Consulting Experts and Improper Contact
As the usage of consulting experts increases, so does the need for vigilance with respect to an issue that often does not make it into reported opinions – the problem of allegedly improper contact with an opponent’s expert. Because consulting experts do not have to be, and usually are not disclosed, innocent contact with an opponent’s consultant happens with some frequency. The “trick” is what happens after that initial, innocent contact.
The complications from this type of contact were highlighted recently in Mid-America Agri Products/Horizon LLC v. Rowlands, No. S-12-473, 2013 WL 3783865 (Neb. July 19, 2013). There the Nebraska Supreme Court considered the remedies that should be employed where plaintiffs admittedly had engaged an expert who first was consulted by defense counsel.
In a nutshell, the facts were that defense counsel contacted the expert in question and shared confidential thoughts and impressions about the case. When defense counsel later began preparing his experts for trial, the expert in question advised apparently for the first time that he was uncomfortable testifying for the defendants because of a relationship the expert had with some of the owners of the plaintiff corporations. (Still the expert billed defense counsel for some of their conversations). When plaintiffs’ counsel later contacted the expert about possibly testifying in the case, the expert advised that he “believed another lawyer had contacted him regarding the same case” but he did not remember the attorney’s name.
Plaintiffs engaged the expert.
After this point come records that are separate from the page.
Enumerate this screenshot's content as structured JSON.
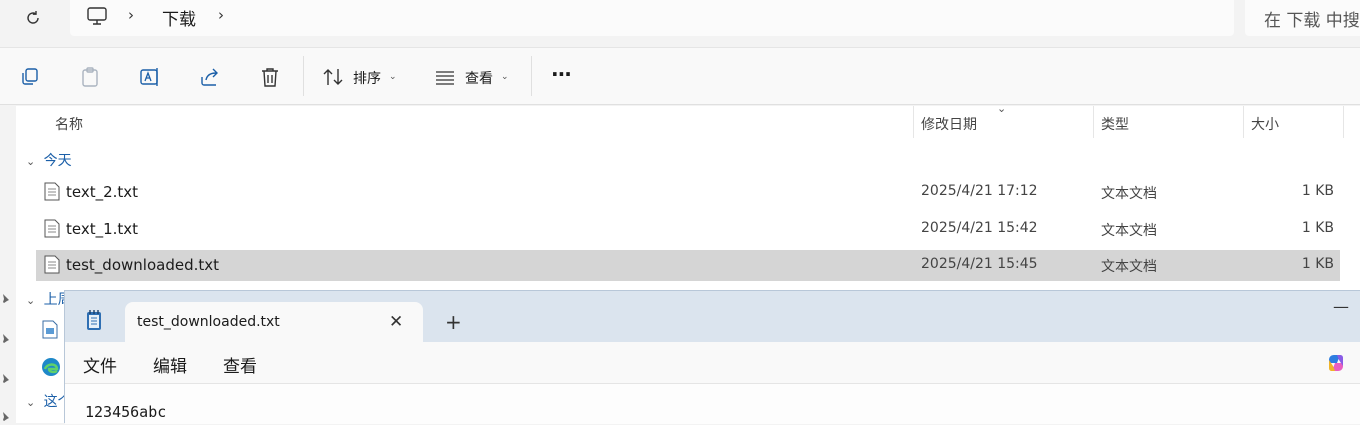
{
  "address": {
    "breadcrumb": "下载",
    "search_placeholder": "在 下载 中搜"
  },
  "toolbar": {
    "sort_label": "排序",
    "view_label": "查看",
    "more_label": "···"
  },
  "columns": {
    "name": "名称",
    "date": "修改日期",
    "type": "类型",
    "size": "大小"
  },
  "groups": {
    "today": "今天",
    "earlier_partial": "上周",
    "this_partial": "这个"
  },
  "files": [
    {
      "name": "text_2.txt",
      "date": "2025/4/21 17:12",
      "type": "文本文档",
      "size": "1 KB",
      "selected": false
    },
    {
      "name": "text_1.txt",
      "date": "2025/4/21 15:42",
      "type": "文本文档",
      "size": "1 KB",
      "selected": false
    },
    {
      "name": "test_downloaded.txt",
      "date": "2025/4/21 15:45",
      "type": "文本文档",
      "size": "1 KB",
      "selected": true
    }
  ],
  "notepad": {
    "tab_title": "test_downloaded.txt",
    "close_glyph": "✕",
    "plus_glyph": "+",
    "min_glyph": "—",
    "menu": {
      "file": "文件",
      "edit": "编辑",
      "view": "查看"
    },
    "content": "123456abc"
  },
  "icons": {
    "refresh": "refresh-icon",
    "pc": "computer-icon",
    "copy": "copy-icon",
    "paste": "paste-icon",
    "rename": "rename-icon",
    "share": "share-icon",
    "delete": "delete-icon",
    "sort": "sort-icon",
    "view": "view-icon",
    "file": "text-file-icon",
    "notepad": "notepad-app-icon",
    "copilot": "copilot-icon"
  },
  "colors": {
    "accent": "#1b5fa8",
    "selection": "#d5d5d5",
    "tabbar": "#dbe4ee"
  }
}
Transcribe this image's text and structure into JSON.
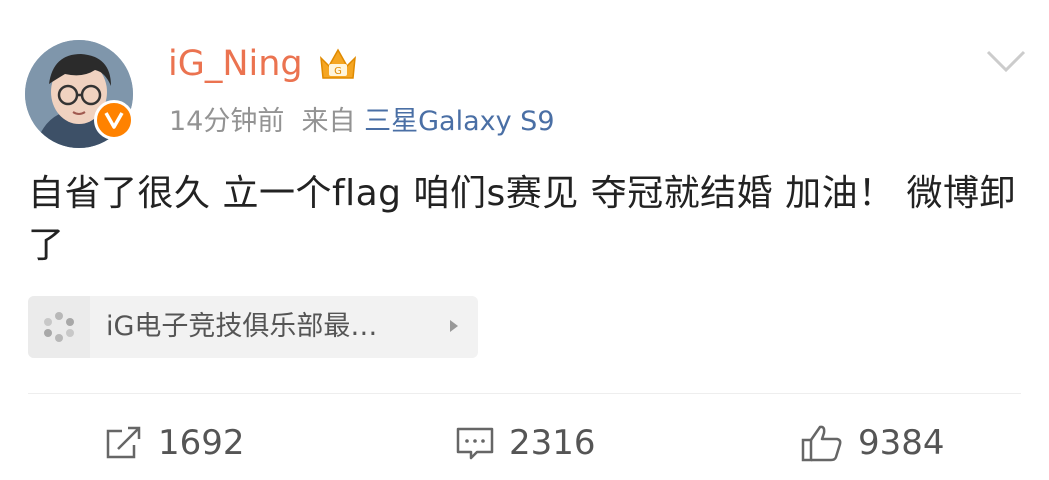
{
  "post": {
    "username": "iG_Ning",
    "time": "14分钟前",
    "source_prefix": "来自",
    "device": "三星Galaxy S9",
    "content": "自省了很久 立一个flag 咱们s赛见 夺冠就结婚 加油！ 微博卸了",
    "topic_card": {
      "label": "iG电子竞技俱乐部最…"
    }
  },
  "actions": {
    "reposts": "1692",
    "comments": "2316",
    "likes": "9384"
  },
  "colors": {
    "username": "#eb7350",
    "device_link": "#4a6fa5",
    "verified_badge": "#ff8200",
    "crown": "#f5a623"
  },
  "icons": [
    "avatar",
    "verified-v-icon",
    "crown-member-icon",
    "chevron-down-icon",
    "topic-sparkle-icon",
    "arrow-right-icon",
    "repost-icon",
    "comment-icon",
    "like-icon"
  ]
}
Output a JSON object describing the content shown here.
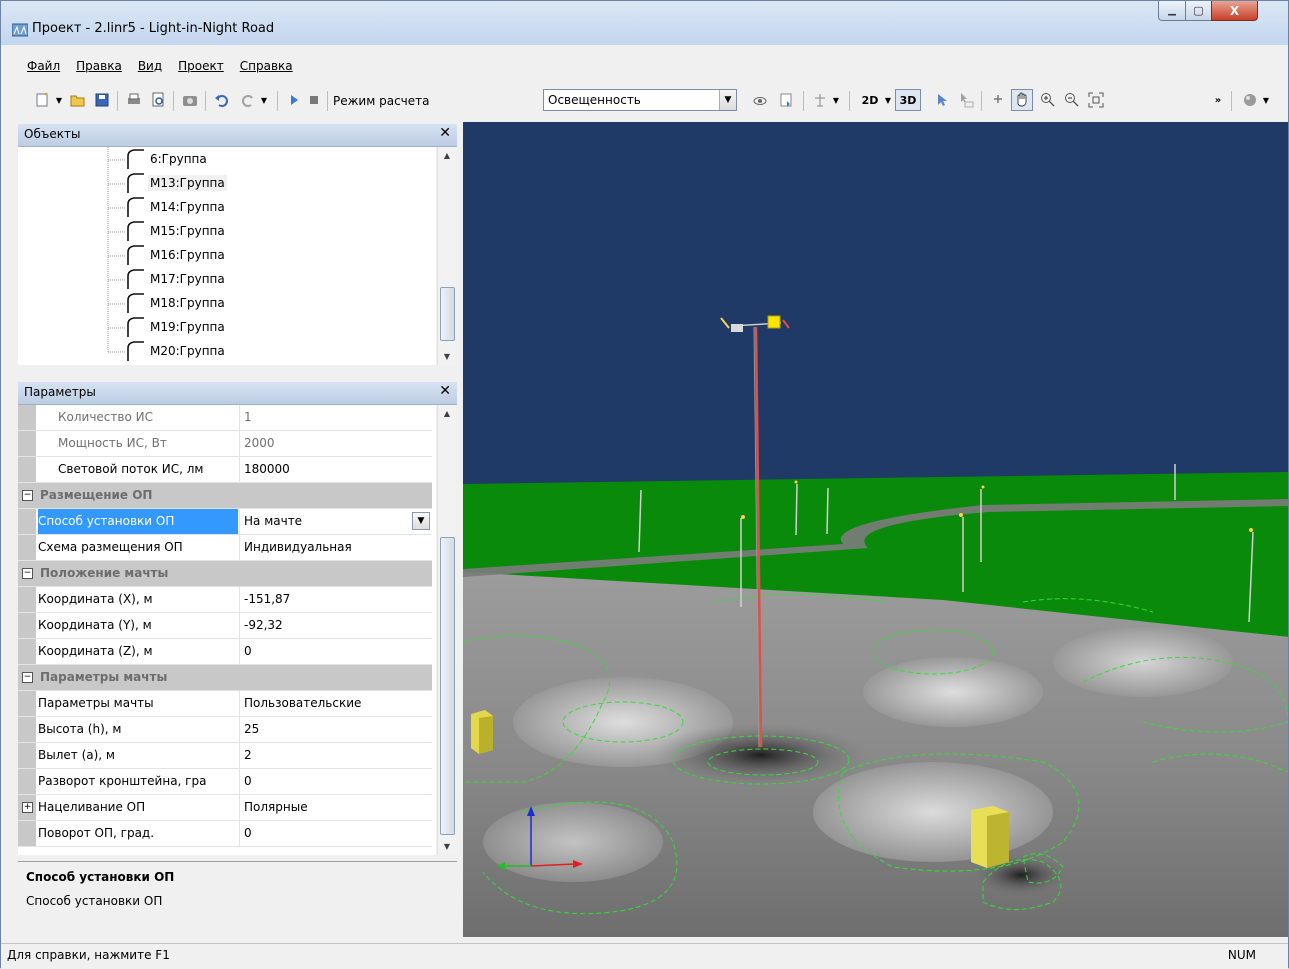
{
  "window": {
    "title": "Проект - 2.linr5 - Light-in-Night Road",
    "minimize_glyph": "▁",
    "maximize_glyph": "▢",
    "close_glyph": "X"
  },
  "menu": [
    "Файл",
    "Правка",
    "Вид",
    "Проект",
    "Справка"
  ],
  "toolbar": {
    "mode_label": "Режим расчета",
    "mode_value": "Освещенность",
    "view_2d": "2D",
    "view_3d": "3D",
    "icons": [
      "new-icon",
      "open-icon",
      "save-icon",
      "print-icon",
      "print-preview-icon",
      "camera-icon",
      "undo-icon",
      "redo-icon",
      "play-icon",
      "stop-icon",
      "eye-icon",
      "document-icon",
      "luminaire-icon",
      "select-arrow-icon",
      "select-xyz-icon",
      "pointer-icon",
      "hand-icon",
      "zoom-in-icon",
      "zoom-out-icon",
      "zoom-fit-icon",
      "overflow-icon",
      "sphere-icon"
    ]
  },
  "objects_panel": {
    "title": "Объекты",
    "close_glyph": "✕",
    "items": [
      "6:Группа",
      "M13:Группа",
      "M14:Группа",
      "M15:Группа",
      "M16:Группа",
      "M17:Группа",
      "M18:Группа",
      "M19:Группа",
      "M20:Группа"
    ],
    "selected_index": 1
  },
  "params_panel": {
    "title": "Параметры",
    "close_glyph": "✕",
    "rows": [
      {
        "type": "prop",
        "name": "Количество ИС",
        "value": "1",
        "readonly": true
      },
      {
        "type": "prop",
        "name": "Мощность ИС, Вт",
        "value": "2000",
        "readonly": true
      },
      {
        "type": "prop",
        "name": "Световой поток ИС, лм",
        "value": "180000",
        "readonly": false
      },
      {
        "type": "cat",
        "name": "Размещение ОП",
        "glyph": "−"
      },
      {
        "type": "prop",
        "name": "Способ установки ОП",
        "value": "На мачте",
        "selected": true,
        "dropdown": true
      },
      {
        "type": "prop",
        "name": "Схема размещения ОП",
        "value": "Индивидуальная"
      },
      {
        "type": "cat",
        "name": "Положение мачты",
        "glyph": "−"
      },
      {
        "type": "prop",
        "name": "Координата (X), м",
        "value": "-151,87"
      },
      {
        "type": "prop",
        "name": "Координата (Y), м",
        "value": "-92,32"
      },
      {
        "type": "prop",
        "name": "Координата (Z), м",
        "value": "0"
      },
      {
        "type": "cat",
        "name": "Параметры мачты",
        "glyph": "−"
      },
      {
        "type": "prop",
        "name": "Параметры мачты",
        "value": "Пользовательские"
      },
      {
        "type": "prop",
        "name": "Высота (h), м",
        "value": "25"
      },
      {
        "type": "prop",
        "name": "Вылет (a), м",
        "value": "2"
      },
      {
        "type": "prop",
        "name": "Разворот кронштейна, гра",
        "value": "0"
      },
      {
        "type": "prop",
        "name": "Нацеливание ОП",
        "value": "Полярные",
        "expandable": true,
        "glyph": "+"
      },
      {
        "type": "prop",
        "name": "Поворот ОП, град.",
        "value": "0"
      }
    ]
  },
  "description": {
    "heading": "Способ установки ОП",
    "body": "Способ установки ОП"
  },
  "statusbar": {
    "left": "Для справки, нажмите F1",
    "right": "NUM"
  },
  "colors": {
    "sky": "#1f3a66",
    "grass": "#0a8a0a",
    "selection": "#3399ff",
    "contour": "#33dd33",
    "mast": "#e0504a",
    "block": "#e2d84a"
  }
}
In what doubtlessly was a surprising development, defense counsel learned that plaintiffs had retained the expert when plaintiffs disclosed the expert’s report. After extensive, factually intensive motion practice that ultimately made its way to the Nebraska Supreme Court, the expert was disqualified from all expert roles in the case, including all non-testifying consulting expert roles.
Bad though that may sound for the plaintiffs, plaintiffs actually had dodged a bullet. The problem of improper contact with an opponent’s expert goes far beyond routine discovery and disclosure issues – it implicates fundamental concerns with the judicial process. Courts can and sometimes do disqualify counsel from continuing in a case after improper expert contact. The question of “fault,” though relevant, is not nearly as important as the question of whether counsel obtained confidential information from their opponent.
In Rowlands, for example, the Nebraska Supreme Court first considered whether the expert had obtained confidential information and whether defense counsel reasonably had believed that the information conveyed to the expert would be kept confidential. As both of those criteria were satisfied, the Court applied a rebuttable presumption of shared confidences, shifting to plaintiffs the burden to rebut the presumption or face the possible disqualification of not just the expert, but also their counsel.
Plaintiffs’ counsel did rebut the presumption. The court made clear that had the presumption not been rebutted, the question of disqualification would depend – not on “fault” – but on the question of “whether continued representation by counsel [would] taint further proceedings.”
That is the key “take away” from the decision. Due to the impact on the judicial process, potential improper contact with an opponent’s expert is far more problematic than a routine discovery dispute. Counsel must address immediately any potentially improper contact with an opponent’s expert, being sure not only that the expert avoids disclosure of potentially confidential information, but also making sure that counsel can demonstrate the same later should a court apply a rebuttable presumption of shared confidences and shift to counsel the burden to rebut the same.